- Calcium and magnesium – lacking these two minerals can cause you to wake up after a few hours and not return to sleep.
- Vitamin D3 – there is a direct correlation between sleep disturbance and low levels of vitamin D.
- Vitamin B12 – because of the link between depression and B12 levels, many individuals with mild to moderate depression who also have insufficient B12 levels struggle with sleep. Ongoing research is looking into this relationship.
- Magnesium – magnesium by itself is still one of the vital minerals needed to assist in sleep quality. It helps to regulate circadian rhythm, which is the natural sleep-wake cycle. Magnesium acts as a muscle relaxant and can help induce sleep. It can help produce melatonin and the neurotransmitter called GABA, both of which contribute to the sensation of calm to support healthy sleep.
Other Common Sleep Disorders
Two other sleep disorders that cause millions of people to struggle with their sleep are restless leg syndrome (RLS) and sleep apnea. RLS causes people to have involuntary twitching, jerking, and kicking of the legs when lying supine. This can often be related to other medical issues, but it does respond well to magnesium, potassium, vitamin B12, and alpha-lipoic acid supplementation.

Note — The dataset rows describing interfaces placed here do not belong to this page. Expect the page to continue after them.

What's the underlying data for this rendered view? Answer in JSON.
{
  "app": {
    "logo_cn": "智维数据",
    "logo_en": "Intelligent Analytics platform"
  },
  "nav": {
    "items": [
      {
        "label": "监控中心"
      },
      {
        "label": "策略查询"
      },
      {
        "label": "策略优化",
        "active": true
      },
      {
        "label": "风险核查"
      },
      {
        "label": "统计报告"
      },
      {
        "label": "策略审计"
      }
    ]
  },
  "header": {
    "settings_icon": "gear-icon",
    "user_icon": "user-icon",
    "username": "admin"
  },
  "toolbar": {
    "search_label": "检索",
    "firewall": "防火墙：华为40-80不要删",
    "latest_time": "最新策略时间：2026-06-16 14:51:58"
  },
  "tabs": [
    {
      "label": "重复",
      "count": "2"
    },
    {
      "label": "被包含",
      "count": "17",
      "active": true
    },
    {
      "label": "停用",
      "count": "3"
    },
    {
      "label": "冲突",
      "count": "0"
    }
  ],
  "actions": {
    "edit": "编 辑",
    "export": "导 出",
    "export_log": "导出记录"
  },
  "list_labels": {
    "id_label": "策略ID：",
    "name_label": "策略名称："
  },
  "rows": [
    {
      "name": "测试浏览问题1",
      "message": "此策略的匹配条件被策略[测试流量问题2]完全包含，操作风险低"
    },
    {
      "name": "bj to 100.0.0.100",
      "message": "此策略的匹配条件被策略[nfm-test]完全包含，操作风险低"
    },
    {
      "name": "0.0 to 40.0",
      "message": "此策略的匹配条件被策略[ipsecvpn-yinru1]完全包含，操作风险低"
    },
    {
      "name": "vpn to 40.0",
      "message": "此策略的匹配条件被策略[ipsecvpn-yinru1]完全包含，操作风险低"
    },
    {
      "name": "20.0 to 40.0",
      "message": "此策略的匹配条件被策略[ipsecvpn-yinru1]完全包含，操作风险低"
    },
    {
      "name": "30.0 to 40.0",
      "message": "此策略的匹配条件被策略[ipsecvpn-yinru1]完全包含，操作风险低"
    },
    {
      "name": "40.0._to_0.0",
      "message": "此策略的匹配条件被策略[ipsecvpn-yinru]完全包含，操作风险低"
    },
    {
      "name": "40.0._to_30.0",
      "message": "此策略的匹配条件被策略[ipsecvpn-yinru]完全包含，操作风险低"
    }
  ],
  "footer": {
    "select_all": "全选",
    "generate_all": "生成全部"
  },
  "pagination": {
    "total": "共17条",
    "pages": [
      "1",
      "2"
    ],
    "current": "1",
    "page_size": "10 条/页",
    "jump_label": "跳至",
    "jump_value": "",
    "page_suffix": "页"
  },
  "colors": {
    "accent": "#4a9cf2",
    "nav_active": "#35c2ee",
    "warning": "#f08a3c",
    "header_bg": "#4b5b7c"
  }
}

Sleep apnea is another fairly common sleep disorder that sleep medicine physicians and pulmonologists deal with daily in their practices. Sleep apnea affects about 20 million Americans and is a potentially serious sleep disorder. This problem is commonly associated with snoring and extremely irregular breathing throughout the night. In sleep apnea, breathing actually stops for as long as two minutes at a time while the individual is asleep. When breathing stops, the level of oxygen in the blood drops, resulting in oxygen deprivation. Sleep apnea can cause daytime sleepiness as well as be associated with other, more serious health problems.
Natural Solutions For Sleep

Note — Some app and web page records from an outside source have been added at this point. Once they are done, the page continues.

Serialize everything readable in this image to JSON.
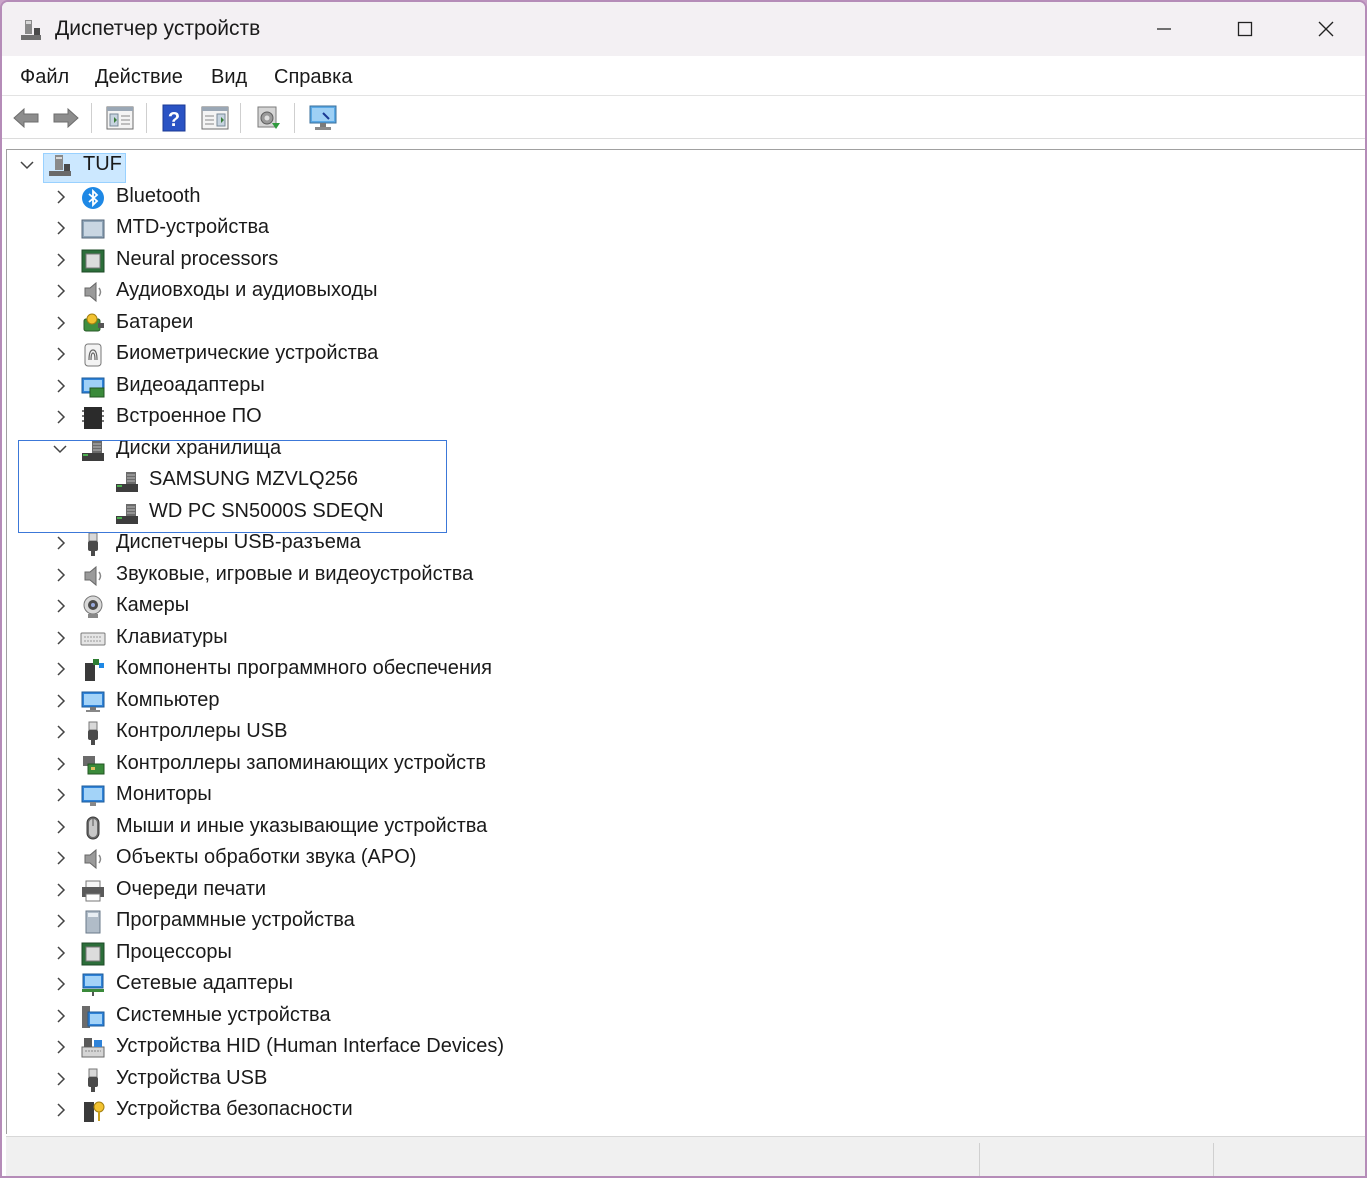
{
  "window": {
    "title": "Диспетчер устройств",
    "controls": {
      "minimize": "minimize",
      "maximize": "maximize",
      "close": "close"
    }
  },
  "menu": {
    "items": [
      "Файл",
      "Действие",
      "Вид",
      "Справка"
    ]
  },
  "toolbar": {
    "buttons": [
      {
        "name": "back-icon"
      },
      {
        "name": "forward-icon"
      },
      {
        "name": "properties-icon"
      },
      {
        "name": "help-icon"
      },
      {
        "name": "view-icon"
      },
      {
        "name": "update-driver-icon"
      },
      {
        "name": "scan-hardware-icon"
      }
    ]
  },
  "tree": {
    "root": "TUF",
    "categories": [
      {
        "label": "Bluetooth",
        "icon": "bluetooth-icon"
      },
      {
        "label": "MTD-устройства",
        "icon": "mtd-icon"
      },
      {
        "label": "Neural processors",
        "icon": "chip-icon"
      },
      {
        "label": "Аудиовходы и аудиовыходы",
        "icon": "speaker-icon"
      },
      {
        "label": "Батареи",
        "icon": "battery-icon"
      },
      {
        "label": "Биометрические устройства",
        "icon": "fingerprint-icon"
      },
      {
        "label": "Видеоадаптеры",
        "icon": "display-adapter-icon"
      },
      {
        "label": "Встроенное ПО",
        "icon": "firmware-icon"
      },
      {
        "label": "Диски хранилища",
        "icon": "disk-drive-icon",
        "expanded": true,
        "children": [
          {
            "label": "SAMSUNG MZVLQ256",
            "icon": "disk-drive-icon"
          },
          {
            "label": "WD PC SN5000S SDEQN",
            "icon": "disk-drive-icon"
          }
        ]
      },
      {
        "label": "Диспетчеры USB-разъема",
        "icon": "usb-connector-icon"
      },
      {
        "label": "Звуковые, игровые и видеоустройства",
        "icon": "speaker-icon"
      },
      {
        "label": "Камеры",
        "icon": "camera-icon"
      },
      {
        "label": "Клавиатуры",
        "icon": "keyboard-icon"
      },
      {
        "label": "Компоненты программного обеспечения",
        "icon": "software-component-icon"
      },
      {
        "label": "Компьютер",
        "icon": "computer-icon"
      },
      {
        "label": "Контроллеры USB",
        "icon": "usb-connector-icon"
      },
      {
        "label": "Контроллеры запоминающих устройств",
        "icon": "storage-controller-icon"
      },
      {
        "label": "Мониторы",
        "icon": "monitor-icon"
      },
      {
        "label": "Мыши и иные указывающие устройства",
        "icon": "mouse-icon"
      },
      {
        "label": "Объекты обработки звука (APO)",
        "icon": "speaker-icon"
      },
      {
        "label": "Очереди печати",
        "icon": "printer-icon"
      },
      {
        "label": "Программные устройства",
        "icon": "software-device-icon"
      },
      {
        "label": "Процессоры",
        "icon": "chip-icon"
      },
      {
        "label": "Сетевые адаптеры",
        "icon": "network-adapter-icon"
      },
      {
        "label": "Системные устройства",
        "icon": "system-device-icon"
      },
      {
        "label": "Устройства HID (Human Interface Devices)",
        "icon": "hid-icon"
      },
      {
        "label": "Устройства USB",
        "icon": "usb-connector-icon"
      },
      {
        "label": "Устройства безопасности",
        "icon": "security-device-icon"
      }
    ]
  },
  "colors": {
    "selection": "#cce8ff",
    "focus_border": "#3c78d8",
    "window_border": "#b58cb8"
  }
}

When designing a protocol for sleep using natural solutions, it is important to evaluate several sleep factors, including severity, duration, sleep patterns, diet, medications, exercise, hormonal status, and current stress levels. After these have been established, natural solutions for sleep and general wellness can be implemented. While melatonin is still popular for many people to fall asleep, statistically speaking, it does not do a great job of keeping you asleep. It just does not last long enough in your sleep receptors. The following natural solutions provide much better results without side effects for various levels of insomnia.
- CBD oil – in my professional opinion, I have not seen another natural product to rival the effectiveness of full-spectrum pharmaceutical-grade CBD oil for sleep. The sublingual liquid tincture appears to enter the bloodstream faster, bypass the liver and stomach and bind to the targeted brain receptors via the endocannabinoid system and do its job to induce REM sleep.
- Magnesium – again, this mineral is highly recommended for anyone who has sleep issues. It does a great job of inducing relaxation and reducing nervous tension in the muscles.
- Sleep Perfect Formula is one of the most innovative blends of nutrients that promotes soothing and restful sleep. It supports healthy circadian rhythms and relaxes the entire body. Some of the key ingredients include valerian root, GABA, L-theanine,5-HTP, chamomile, hops, and passionflower. It also includes 3 mg of melatonin.
Generally speaking, there are no hard and fast rules about how much sleep is enough because every person’s needs are different. Some people can function on as little as five hours, while others perform best with nine or ten. Most adults require 7 to 8 hours to feel refreshed and operate at peak efficiency. Children and adolescents require more sleep. Seniors tend to sleep less through the night and awaken earlier than young people.